Now available on video, “Chimpanzee” is a Disneynature film which reminds this particular old crock of the Disney short subjects of the 1950s, later replayed ad infinitum on TV’s “Wonderful World of Disney.” A “G”-rated movie, it is clearly aimed at kids, but there is much here for adults to enjoy. It’s a well made piece, using classical cinematic techniques to produce a story that is entertaining and informative.
Directors/writers/producers Alastair Fothergill and Mark Linfield, ably supported by cinematographer Martyn Colbeck and film editor Andy Netley, stitch together a narrative out of many separate pieces. As a short “making of” snippet that plays beside the closing credits demonstrates, this was a labor of love, as well as of endurance and persistence. The crew had to push through deep forest an hour every day in order to reach the group of 35 or so chimpanzees that the story follows. I’m guessing that the post production back in London was equally demanding, albeit less painful. (We watch as the crew gets attacked by bees, bitten by army ants, dodges poisonous snakes, and generally slogs its way through the Ivory Coast’s terrain.)
They focus on young “Oscar,” a three-month-old chimp who is about as cute as it gets. He clings to his mother, Isha, and stays clear of the leader of the pack, Freddy, who is aptly described as “large and in charge.” We watch a typical day—the result of many months of filming—as the group searches for food, raises its young, and works as a team to protect and survive in its favored territory. A neighboring band under the leadership of “Scar,” provides the antagonist, appearing at intervals to threaten the peaceful existence of Oscar’s group.
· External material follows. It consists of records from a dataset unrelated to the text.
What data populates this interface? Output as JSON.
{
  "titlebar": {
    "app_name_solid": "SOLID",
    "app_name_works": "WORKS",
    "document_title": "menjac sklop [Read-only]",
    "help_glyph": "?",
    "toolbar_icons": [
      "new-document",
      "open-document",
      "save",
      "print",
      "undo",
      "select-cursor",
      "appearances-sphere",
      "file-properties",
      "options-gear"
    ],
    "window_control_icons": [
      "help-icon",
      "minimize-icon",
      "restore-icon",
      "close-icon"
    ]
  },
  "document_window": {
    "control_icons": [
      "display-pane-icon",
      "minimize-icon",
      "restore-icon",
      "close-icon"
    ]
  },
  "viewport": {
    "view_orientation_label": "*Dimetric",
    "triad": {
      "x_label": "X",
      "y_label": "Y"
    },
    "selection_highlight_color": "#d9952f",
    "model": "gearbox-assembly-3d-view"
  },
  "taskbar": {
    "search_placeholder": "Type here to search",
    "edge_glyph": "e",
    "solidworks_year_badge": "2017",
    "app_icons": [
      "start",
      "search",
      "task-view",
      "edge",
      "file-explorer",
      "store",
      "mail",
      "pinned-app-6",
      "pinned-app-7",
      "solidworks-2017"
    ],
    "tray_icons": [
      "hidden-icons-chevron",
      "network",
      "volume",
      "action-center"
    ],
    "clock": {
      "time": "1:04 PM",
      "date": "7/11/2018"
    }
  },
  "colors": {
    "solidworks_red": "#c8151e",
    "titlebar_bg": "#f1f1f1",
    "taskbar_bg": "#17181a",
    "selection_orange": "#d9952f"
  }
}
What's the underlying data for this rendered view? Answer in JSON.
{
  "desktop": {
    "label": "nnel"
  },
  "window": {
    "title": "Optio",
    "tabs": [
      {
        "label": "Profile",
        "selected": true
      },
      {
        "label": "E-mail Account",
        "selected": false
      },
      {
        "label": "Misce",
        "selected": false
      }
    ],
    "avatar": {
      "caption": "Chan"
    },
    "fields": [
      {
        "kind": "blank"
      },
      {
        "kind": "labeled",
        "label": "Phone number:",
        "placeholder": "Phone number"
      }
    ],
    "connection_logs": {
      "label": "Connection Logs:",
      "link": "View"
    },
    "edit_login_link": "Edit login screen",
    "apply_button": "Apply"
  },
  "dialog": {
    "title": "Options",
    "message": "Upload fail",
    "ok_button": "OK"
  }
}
At one critical point, during a raid by Scar’s group—always termed “mob,” or “gang” or “thugs”—Isha is injured and, evidently, killed by a leopard, another constant danger for the chimps. Here and in a segment showing the band hunting, killing, and eating a monkey, the film refuses to prettify life in the forest, though it is careful to avoid close attention to the goriest moments. The “G” rating is consistently appropriate.
Most remarkable, perhaps, is that Freddie adopts the young orphan Oscar, an action totally out of keeping with normal chimpanzee behavior, the filmmakers marvel. (I suspect that his doing so gave the humans the basic idea for the story.) The unusual relationship involves the giant Freddie grooming, carrying, and protecting the “little boy.” At the film’s climax, Freddie fends off Scar in a mano a mano combat, filmed for excitement and enhanced by Nicholas Hooper’s musical score.
I have to mention what a visual treat “Chimpanzee” is: helicopter shots of the forest canopy, the gorgeous waterfalls, the deep green of the trees—all these sometimes give the appearance of being filmed in 3-D. So you get the pleasure without the annoying glasses. And Tim Allen’s understated narration, reading from a script that resembles a children’s book, adds greatly to the pleasure. (Allen fans will also pick up some clever allusions to “Home Improvement,” his long-running TV comedy.)
“Chimpanzee” will not be for everybody, but it could be for anybody. The kids may get restless at points where the narrative drags; however, the adults may find these moments thoughtful and engaging. The filmmakers paste on a moral about teamwork bringing down brute force, though the story doesn’t really justify that. Still, it can’t hurt for the kids to hear it and have it delivered in an entertaining way.